Reviews | Written by Jack Bottomley 23/04/2020


As Blumhouse’s Sweetheart, from Sleight director J. D. Dillard comes to our shores, it brings with it a wave of enthusiastic festival responses and some exciting opinions from its showings Stateside. Aquatic horror is already making a strong comeback (after the excellent Underwater and Sea Fever) and in Dillard’s film something terrific this way comes.

After their boat sinks in a fierce storm, Jenn (Kersey Clemons) and her wounded friend Brad (Benedict Samuel) wash up on the shores of a tropical island. As Jenn seeks out the tools to survive, bigger problems lie out at sea, and when night falls something in the ocean continues to come ashore...and it’s hungry.

Sweetheart is a fiercely suspenseful survival tale, which takes its time to develop its lead character, its simple but superb story, and to unveil its water-dwelling menace. If you were to mesh Creature From the Black Lagoon with Predator it gives you an inkling what to expect from this absolute gem, that is a treasure in this genre that we urge you to discover. Dillard’s film is atmospheric in its build up and superbly crafted, but is made even better by the humanity at its heart, emanating from an outstanding lead Kersey Clemons.

As Jenn, Clemons is put through an absolute ordeal but her physical grit-filled performance is one that immediately strikes you. The resilient and resourceful nature of Jenn makes all the difference, as she encounters the unrestrained malevolence of nature and the deepest darkest depths of the sea but makes logical decisions and refreshingly wise ones. As this story progresses at a fantastically methodical pace, like the lapping waves on the shore of this paradise-turned-nightmare, we find more out about Jenn. As her past is hinted at and the story takes on a more personal turn, this is really her moment to finally stand up and fight the darkness that has threatened to takeover her life.

Dillard’s feature has teeth in so many respects but none more so than in how it respects its creature. Sure there are flashes of shock throughout (including one of the best jump scares in recent memory) but this is mostly a film reliant on slow reveals of its original and hugely impressive creature. Behind the masterful (mostly) practical and part CG FX, Andrew Crawford as the creature gives this predator an imposing and spectacular film presence. One that shakes you and compels you in equal measure.
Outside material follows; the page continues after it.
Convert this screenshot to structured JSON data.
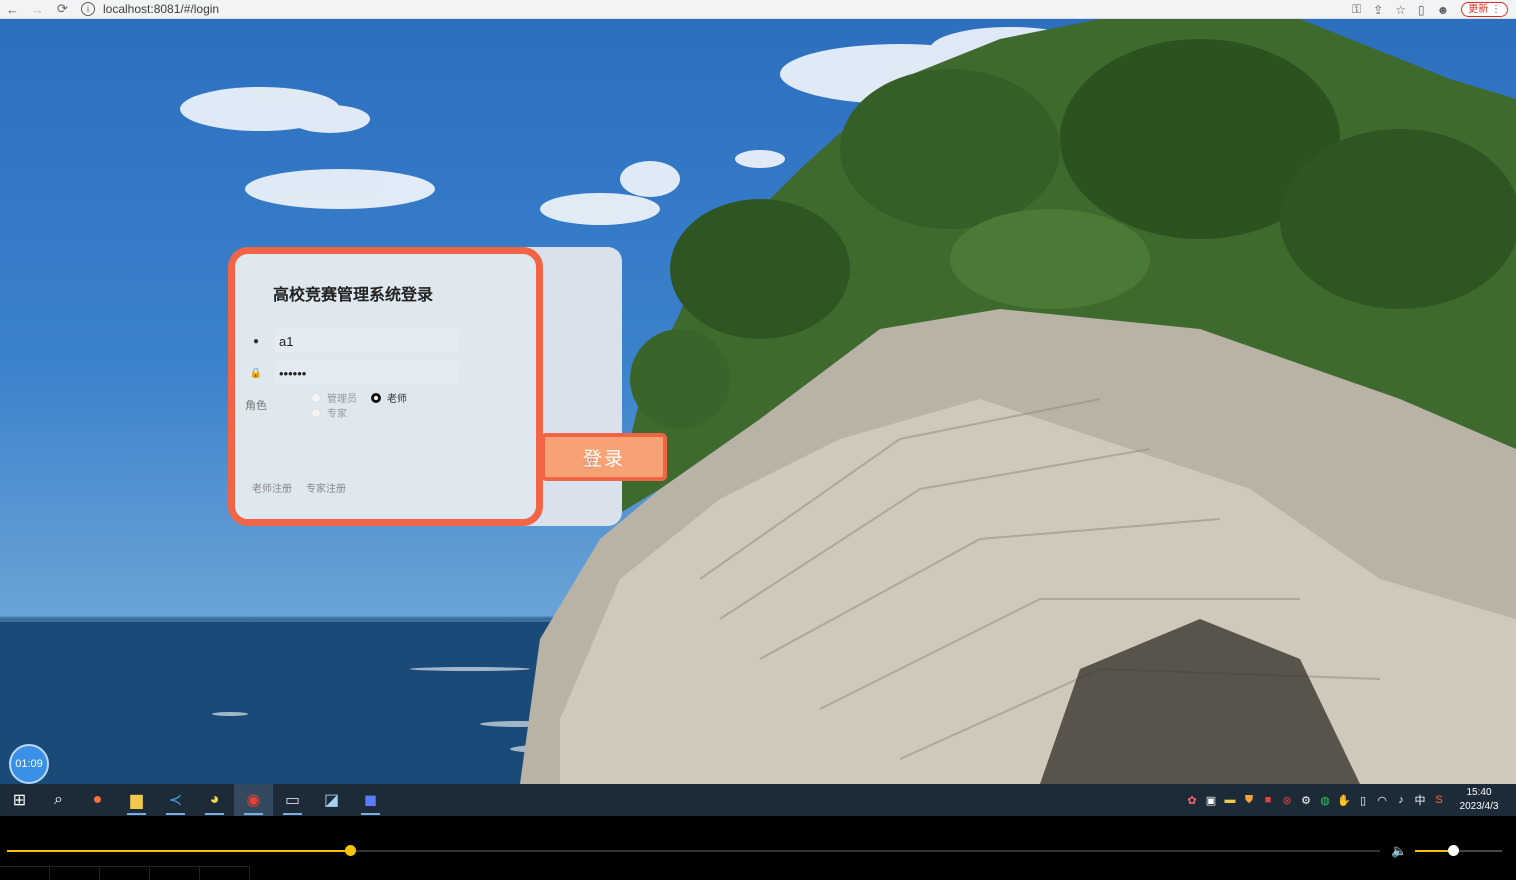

It takes some time for the monsters full and rightfully proud reveal but the first flare-lit night time glimpse of this monster is a chilling piece of horror filmmaking and one of many moments of engrossing cinematography by Stefan Duscio. The island setting is the perfect backdrop, and as the mythos of the creature builds through hints, you feel up to your waist in the film’s atmosphere and the score by Charles Scott IV only assists in this feeling.

Boldly dialogue free for long stretches and all the better for this approach, when a development later on requires more speech, there is admittedly a clunky line or two but Sweetheart never sinks and continues to swim all the way up to its big finale. A finale that does come together that bit quicker, and the part ambiguous finish could have been a touch more dastardly but there is a lingering point here that you make up your own mind on the later events, as Dillard caps his story confidently and powerfully and leaves the rest up to fate and nature.
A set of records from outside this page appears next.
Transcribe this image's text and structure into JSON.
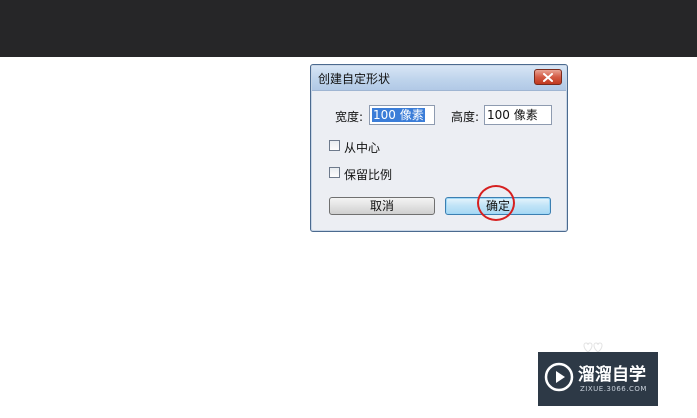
{
  "dialog": {
    "title": "创建自定形状",
    "width_label": "宽度:",
    "width_value_selected": "100 像素",
    "height_label": "高度:",
    "height_value": "100 像素",
    "checkboxes": [
      {
        "label": "从中心",
        "checked": false
      },
      {
        "label": "保留比例",
        "checked": false
      }
    ],
    "cancel_label": "取消",
    "ok_label": "确定"
  },
  "watermark": {
    "title": "溜溜自学",
    "url": "ZIXUE.3066.COM"
  },
  "colors": {
    "topbar": "#262628",
    "highlight": "#d62020",
    "selection": "#3b7dd8"
  }
}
Sweetheart is an absolute must see. A beautifully shot and made aquatic monster horror that is short yet taut and achieves that ultimate accolade all films of this kind hope for, having a fantastic character facing an amazing monster. A future classic of its kind.